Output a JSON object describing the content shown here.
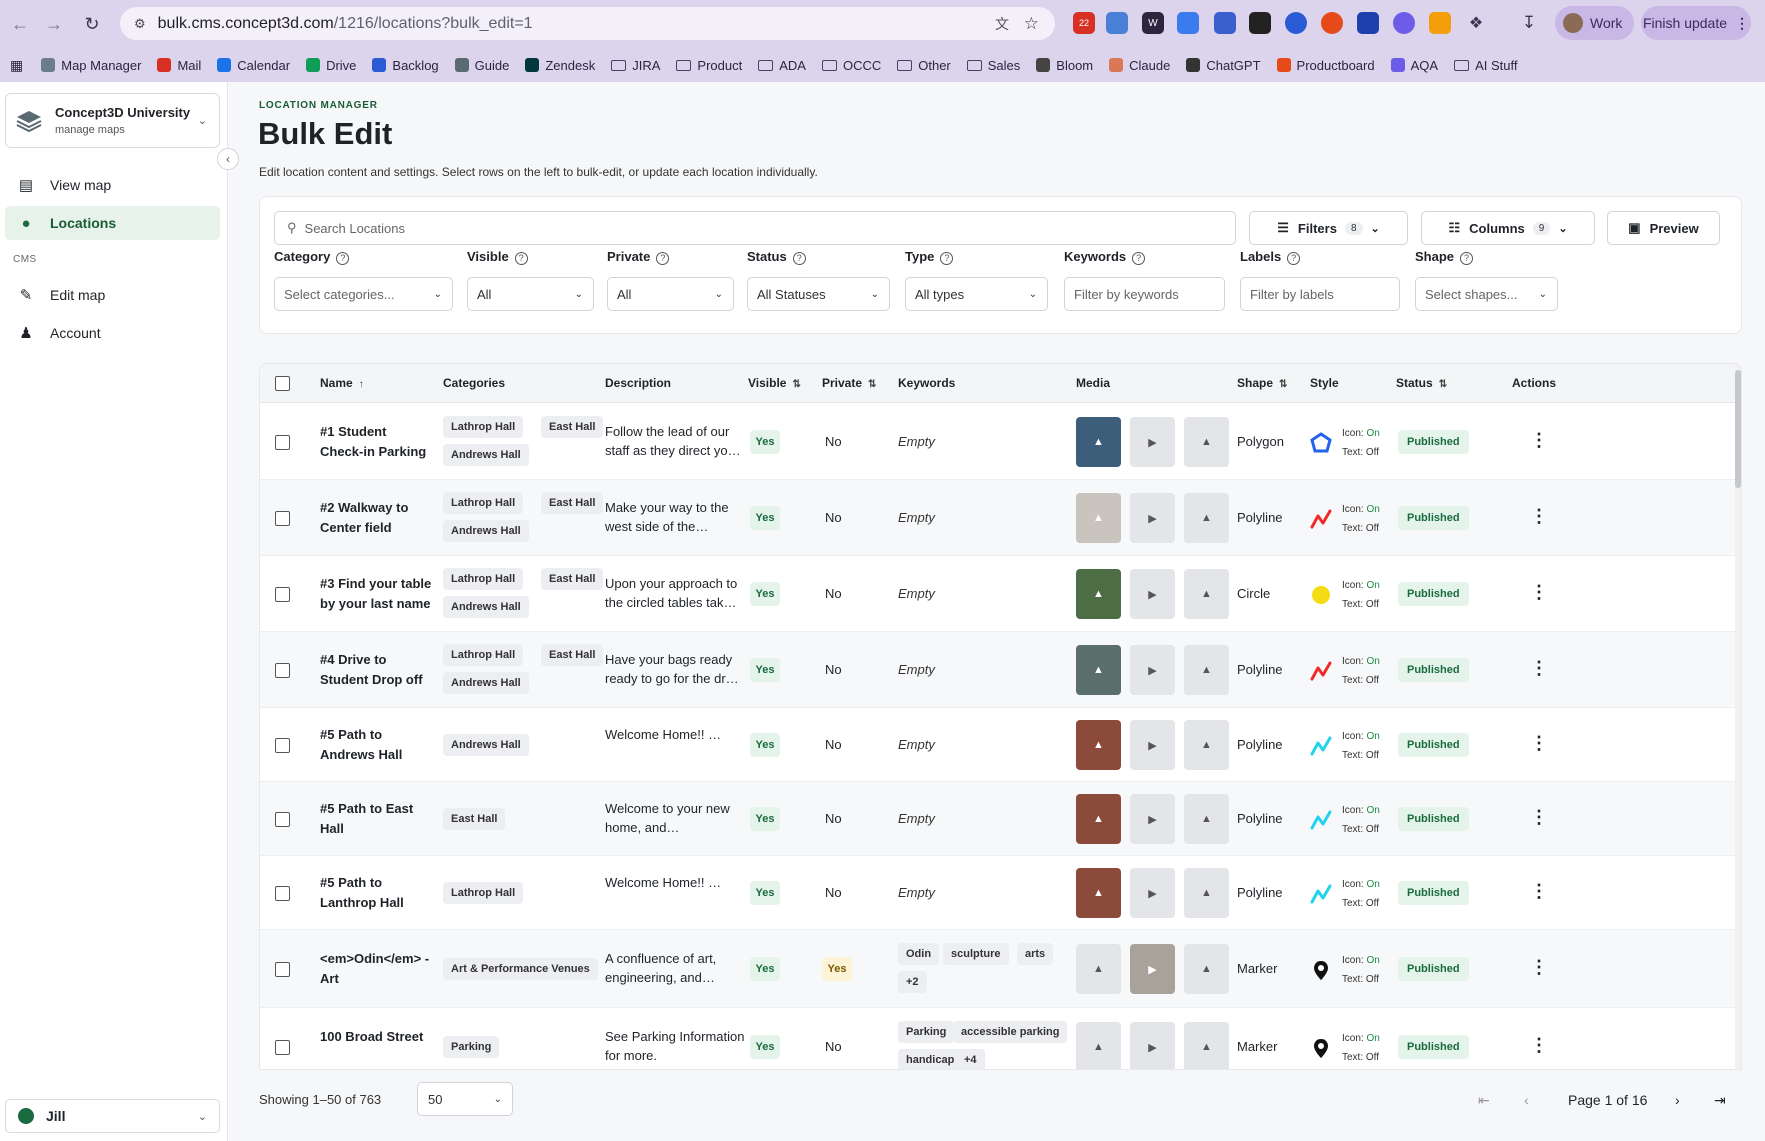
{
  "browser": {
    "url_host": "bulk.cms.concept3d.com",
    "url_path": "/1216/locations?bulk_edit=1",
    "calendar_badge": "22",
    "profile_label": "Work",
    "finish_update_label": "Finish update",
    "bookmarks": [
      {
        "label": "Map Manager",
        "icon": "map-icon"
      },
      {
        "label": "Mail",
        "icon": "mail-icon"
      },
      {
        "label": "Calendar",
        "icon": "calendar-icon"
      },
      {
        "label": "Drive",
        "icon": "drive-icon"
      },
      {
        "label": "Backlog",
        "icon": "backlog-icon"
      },
      {
        "label": "Guide",
        "icon": "guide-icon"
      },
      {
        "label": "Zendesk",
        "icon": "zendesk-icon"
      },
      {
        "label": "JIRA",
        "icon": "folder-icon"
      },
      {
        "label": "Product",
        "icon": "folder-icon"
      },
      {
        "label": "ADA",
        "icon": "folder-icon"
      },
      {
        "label": "OCCC",
        "icon": "folder-icon"
      },
      {
        "label": "Other",
        "icon": "folder-icon"
      },
      {
        "label": "Sales",
        "icon": "folder-icon"
      },
      {
        "label": "Bloom",
        "icon": "bloom-icon"
      },
      {
        "label": "Claude",
        "icon": "claude-icon"
      },
      {
        "label": "ChatGPT",
        "icon": "chatgpt-icon"
      },
      {
        "label": "Productboard",
        "icon": "productboard-icon"
      },
      {
        "label": "AQA",
        "icon": "aqa-icon"
      },
      {
        "label": "AI Stuff",
        "icon": "folder-icon"
      }
    ]
  },
  "sidebar": {
    "org_name": "Concept3D University",
    "org_sub": "manage maps",
    "items": [
      {
        "label": "View map",
        "icon": "map-icon"
      },
      {
        "label": "Locations",
        "icon": "pin-icon"
      }
    ],
    "section_label": "CMS",
    "cms_items": [
      {
        "label": "Edit map",
        "icon": "pencil-icon"
      },
      {
        "label": "Account",
        "icon": "user-gear-icon"
      }
    ],
    "user_name": "Jill"
  },
  "header": {
    "kicker": "LOCATION MANAGER",
    "title": "Bulk Edit",
    "subtitle": "Edit location content and settings. Select rows on the left to bulk-edit, or update each location individually."
  },
  "toolbar": {
    "search_placeholder": "Search Locations",
    "filters_label": "Filters",
    "filters_count": "8",
    "columns_label": "Columns",
    "columns_count": "9",
    "preview_label": "Preview"
  },
  "filters": [
    {
      "label": "Category",
      "value": "Select categories...",
      "placeholder": true
    },
    {
      "label": "Visible",
      "value": "All",
      "placeholder": false
    },
    {
      "label": "Private",
      "value": "All",
      "placeholder": false
    },
    {
      "label": "Status",
      "value": "All Statuses",
      "placeholder": false
    },
    {
      "label": "Type",
      "value": "All types",
      "placeholder": false
    },
    {
      "label": "Keywords",
      "value": "Filter by keywords",
      "placeholder": true
    },
    {
      "label": "Labels",
      "value": "Filter by labels",
      "placeholder": true
    },
    {
      "label": "Shape",
      "value": "Select shapes...",
      "placeholder": true
    }
  ],
  "table": {
    "columns": [
      "Name",
      "Categories",
      "Description",
      "Visible",
      "Private",
      "Keywords",
      "Media",
      "Shape",
      "Style",
      "Status",
      "Actions"
    ],
    "rows": [
      {
        "name": "#1 Student Check-in Parking",
        "categories": [
          "Lathrop Hall",
          "East Hall",
          "Andrews Hall"
        ],
        "description": "Follow the lead of our staff as they direct yo…",
        "visible": "Yes",
        "private": "No",
        "keywords": [],
        "keywords_empty": "Empty",
        "media_thumb": true,
        "shape": "Polygon",
        "style_shape": "polygon",
        "style_color": "#2563eb",
        "icon_label": "Icon:",
        "icon_state": "On",
        "text_label": "Text:",
        "text_state": "Off",
        "status": "Published"
      },
      {
        "name": "#2 Walkway to Center field",
        "categories": [
          "Lathrop Hall",
          "East Hall",
          "Andrews Hall"
        ],
        "description": "Make your way to the west side of the…",
        "visible": "Yes",
        "private": "No",
        "keywords": [],
        "keywords_empty": "Empty",
        "media_thumb": true,
        "shape": "Polyline",
        "style_shape": "polyline",
        "style_color": "#ef2b2b",
        "icon_label": "Icon:",
        "icon_state": "On",
        "text_label": "Text:",
        "text_state": "Off",
        "status": "Published"
      },
      {
        "name": "#3 Find your table by your last name",
        "categories": [
          "Lathrop Hall",
          "East Hall",
          "Andrews Hall"
        ],
        "description": "Upon your approach to the circled tables tak…",
        "visible": "Yes",
        "private": "No",
        "keywords": [],
        "keywords_empty": "Empty",
        "media_thumb": true,
        "shape": "Circle",
        "style_shape": "circle",
        "style_color": "#f5dc14",
        "icon_label": "Icon:",
        "icon_state": "On",
        "text_label": "Text:",
        "text_state": "Off",
        "status": "Published"
      },
      {
        "name": "#4 Drive to Student Drop off",
        "categories": [
          "Lathrop Hall",
          "East Hall",
          "Andrews Hall"
        ],
        "description": "Have your bags ready ready to go for the dr…",
        "visible": "Yes",
        "private": "No",
        "keywords": [],
        "keywords_empty": "Empty",
        "media_thumb": true,
        "shape": "Polyline",
        "style_shape": "polyline",
        "style_color": "#ef2b2b",
        "icon_label": "Icon:",
        "icon_state": "On",
        "text_label": "Text:",
        "text_state": "Off",
        "status": "Published"
      },
      {
        "name": "#5 Path to Andrews Hall",
        "categories": [
          "Andrews Hall"
        ],
        "description": "Welcome Home!! …",
        "visible": "Yes",
        "private": "No",
        "keywords": [],
        "keywords_empty": "Empty",
        "media_thumb": true,
        "shape": "Polyline",
        "style_shape": "polyline",
        "style_color": "#22d3ee",
        "icon_label": "Icon:",
        "icon_state": "On",
        "text_label": "Text:",
        "text_state": "Off",
        "status": "Published"
      },
      {
        "name": "#5 Path to East Hall",
        "categories": [
          "East Hall"
        ],
        "description": "Welcome to your new home, and…",
        "visible": "Yes",
        "private": "No",
        "keywords": [],
        "keywords_empty": "Empty",
        "media_thumb": true,
        "shape": "Polyline",
        "style_shape": "polyline",
        "style_color": "#22d3ee",
        "icon_label": "Icon:",
        "icon_state": "On",
        "text_label": "Text:",
        "text_state": "Off",
        "status": "Published"
      },
      {
        "name": "#5 Path to Lanthrop Hall",
        "categories": [
          "Lathrop Hall"
        ],
        "description": "Welcome Home!! …",
        "visible": "Yes",
        "private": "No",
        "keywords": [],
        "keywords_empty": "Empty",
        "media_thumb": true,
        "shape": "Polyline",
        "style_shape": "polyline",
        "style_color": "#22d3ee",
        "icon_label": "Icon:",
        "icon_state": "On",
        "text_label": "Text:",
        "text_state": "Off",
        "status": "Published"
      },
      {
        "name": "<em>Odin</em> - Art",
        "categories": [
          "Art & Performance Venues"
        ],
        "description": "A confluence of art, engineering, and…",
        "visible": "Yes",
        "private": "Yes",
        "keywords": [
          "Odin",
          "sculpture",
          "arts",
          "+2"
        ],
        "keywords_empty": "",
        "media_thumb": false,
        "shape": "Marker",
        "style_shape": "marker",
        "style_color": "#111111",
        "icon_label": "Icon:",
        "icon_state": "On",
        "text_label": "Text:",
        "text_state": "Off",
        "status": "Published"
      },
      {
        "name": "100 Broad Street",
        "categories": [
          "Parking"
        ],
        "description": "See Parking Information for more.",
        "visible": "Yes",
        "private": "No",
        "keywords": [
          "Parking",
          "accessible parking",
          "handicap",
          "+4"
        ],
        "keywords_empty": "",
        "media_thumb": false,
        "shape": "Marker",
        "style_shape": "marker",
        "style_color": "#111111",
        "icon_label": "Icon:",
        "icon_state": "On",
        "text_label": "Text:",
        "text_state": "Off",
        "status": "Published"
      }
    ]
  },
  "footer": {
    "showing": "Showing 1–50 of 763",
    "page_size": "50",
    "page_label": "Page 1 of 16"
  }
}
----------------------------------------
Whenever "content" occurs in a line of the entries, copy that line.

_Problem solution_.
Output a JSON object describing the content shown here.
    "subtitle": "Edit location content and settings. Select rows on the left to bulk-edit, or update each location individually."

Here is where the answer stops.